TASK OBJECTIVE
Where a line below includes the word "this", copy that line.

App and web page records
◆ ◆ ◆ ◆ ◆

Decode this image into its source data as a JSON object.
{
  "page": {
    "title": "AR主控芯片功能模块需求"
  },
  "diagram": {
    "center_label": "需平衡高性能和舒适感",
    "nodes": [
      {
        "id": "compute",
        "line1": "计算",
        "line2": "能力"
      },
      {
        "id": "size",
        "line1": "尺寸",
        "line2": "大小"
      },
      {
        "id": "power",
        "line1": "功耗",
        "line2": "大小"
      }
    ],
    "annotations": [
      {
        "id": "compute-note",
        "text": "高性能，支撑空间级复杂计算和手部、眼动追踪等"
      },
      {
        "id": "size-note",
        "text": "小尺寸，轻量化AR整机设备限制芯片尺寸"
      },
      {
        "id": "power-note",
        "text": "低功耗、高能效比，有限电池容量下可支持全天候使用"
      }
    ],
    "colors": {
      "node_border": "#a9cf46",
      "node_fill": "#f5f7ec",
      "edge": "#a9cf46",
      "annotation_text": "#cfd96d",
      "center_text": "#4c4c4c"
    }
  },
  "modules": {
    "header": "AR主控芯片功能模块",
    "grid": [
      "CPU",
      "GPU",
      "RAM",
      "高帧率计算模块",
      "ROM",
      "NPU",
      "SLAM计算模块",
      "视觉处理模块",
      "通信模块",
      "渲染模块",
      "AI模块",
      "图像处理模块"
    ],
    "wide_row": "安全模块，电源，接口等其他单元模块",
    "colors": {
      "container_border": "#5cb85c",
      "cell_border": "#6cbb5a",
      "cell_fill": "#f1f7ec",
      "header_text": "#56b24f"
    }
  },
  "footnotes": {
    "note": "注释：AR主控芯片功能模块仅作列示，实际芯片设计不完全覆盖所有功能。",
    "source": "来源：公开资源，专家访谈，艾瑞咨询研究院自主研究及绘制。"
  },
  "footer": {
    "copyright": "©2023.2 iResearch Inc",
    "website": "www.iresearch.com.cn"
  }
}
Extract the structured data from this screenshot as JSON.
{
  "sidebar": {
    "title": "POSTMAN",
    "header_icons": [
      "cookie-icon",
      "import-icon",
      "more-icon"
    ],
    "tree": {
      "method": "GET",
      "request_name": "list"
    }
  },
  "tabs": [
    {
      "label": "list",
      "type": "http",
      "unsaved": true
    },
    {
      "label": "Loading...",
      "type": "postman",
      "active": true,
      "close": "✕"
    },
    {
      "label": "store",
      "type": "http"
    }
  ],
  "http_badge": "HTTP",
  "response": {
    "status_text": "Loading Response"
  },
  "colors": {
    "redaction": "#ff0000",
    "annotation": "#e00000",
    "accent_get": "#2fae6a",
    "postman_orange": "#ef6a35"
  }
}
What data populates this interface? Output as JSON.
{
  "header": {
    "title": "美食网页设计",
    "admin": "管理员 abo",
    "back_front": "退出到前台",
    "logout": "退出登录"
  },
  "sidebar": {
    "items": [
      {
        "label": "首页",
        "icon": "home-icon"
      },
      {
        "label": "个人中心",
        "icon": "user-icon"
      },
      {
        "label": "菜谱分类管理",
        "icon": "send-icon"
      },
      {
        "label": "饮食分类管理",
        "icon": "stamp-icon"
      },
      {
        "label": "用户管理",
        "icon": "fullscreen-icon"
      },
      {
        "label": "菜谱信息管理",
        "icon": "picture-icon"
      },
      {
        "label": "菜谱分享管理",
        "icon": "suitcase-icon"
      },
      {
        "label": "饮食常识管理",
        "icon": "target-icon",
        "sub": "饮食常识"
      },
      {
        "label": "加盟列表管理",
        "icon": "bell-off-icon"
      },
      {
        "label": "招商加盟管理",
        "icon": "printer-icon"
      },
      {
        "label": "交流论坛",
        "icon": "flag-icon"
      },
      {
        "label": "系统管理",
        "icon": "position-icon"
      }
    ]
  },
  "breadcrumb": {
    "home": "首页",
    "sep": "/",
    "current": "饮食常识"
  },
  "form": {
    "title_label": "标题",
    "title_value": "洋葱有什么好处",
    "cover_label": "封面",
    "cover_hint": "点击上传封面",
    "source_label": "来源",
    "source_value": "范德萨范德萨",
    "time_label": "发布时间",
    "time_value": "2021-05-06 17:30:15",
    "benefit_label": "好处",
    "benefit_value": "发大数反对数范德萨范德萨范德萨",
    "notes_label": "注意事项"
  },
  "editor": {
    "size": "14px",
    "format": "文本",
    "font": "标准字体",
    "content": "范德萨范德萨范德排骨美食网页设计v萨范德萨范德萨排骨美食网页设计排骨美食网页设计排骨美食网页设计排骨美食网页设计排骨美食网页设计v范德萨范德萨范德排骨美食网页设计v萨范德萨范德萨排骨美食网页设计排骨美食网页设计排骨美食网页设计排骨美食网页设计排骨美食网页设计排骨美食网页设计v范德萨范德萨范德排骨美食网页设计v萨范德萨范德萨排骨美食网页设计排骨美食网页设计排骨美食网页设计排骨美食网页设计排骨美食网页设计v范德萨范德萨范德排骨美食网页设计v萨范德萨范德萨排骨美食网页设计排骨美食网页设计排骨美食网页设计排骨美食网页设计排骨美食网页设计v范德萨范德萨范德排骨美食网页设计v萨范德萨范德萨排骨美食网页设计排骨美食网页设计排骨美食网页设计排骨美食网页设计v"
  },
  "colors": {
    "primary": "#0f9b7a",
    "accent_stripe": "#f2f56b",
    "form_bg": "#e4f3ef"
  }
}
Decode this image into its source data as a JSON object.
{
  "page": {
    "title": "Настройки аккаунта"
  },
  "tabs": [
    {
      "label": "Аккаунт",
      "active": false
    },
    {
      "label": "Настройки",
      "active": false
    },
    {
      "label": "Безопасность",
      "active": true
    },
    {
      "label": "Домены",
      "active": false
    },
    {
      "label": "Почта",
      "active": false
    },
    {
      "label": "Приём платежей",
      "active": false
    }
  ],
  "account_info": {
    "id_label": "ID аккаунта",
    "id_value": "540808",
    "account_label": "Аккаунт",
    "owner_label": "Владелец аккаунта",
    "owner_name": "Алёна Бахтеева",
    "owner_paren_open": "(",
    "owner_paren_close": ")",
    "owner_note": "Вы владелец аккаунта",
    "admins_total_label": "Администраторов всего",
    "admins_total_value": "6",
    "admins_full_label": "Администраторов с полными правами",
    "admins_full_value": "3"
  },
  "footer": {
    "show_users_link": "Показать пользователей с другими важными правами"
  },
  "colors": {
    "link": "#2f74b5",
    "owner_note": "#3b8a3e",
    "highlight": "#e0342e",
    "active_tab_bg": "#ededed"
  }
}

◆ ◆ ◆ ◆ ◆

ANSWER TO THE PROBLEM
Decode this image into its source data as a JSON object.
Extract the structured data from this screenshot as JSON.
What data populates this interface? Output as JSON.
Decode this image into its source data as a JSON object.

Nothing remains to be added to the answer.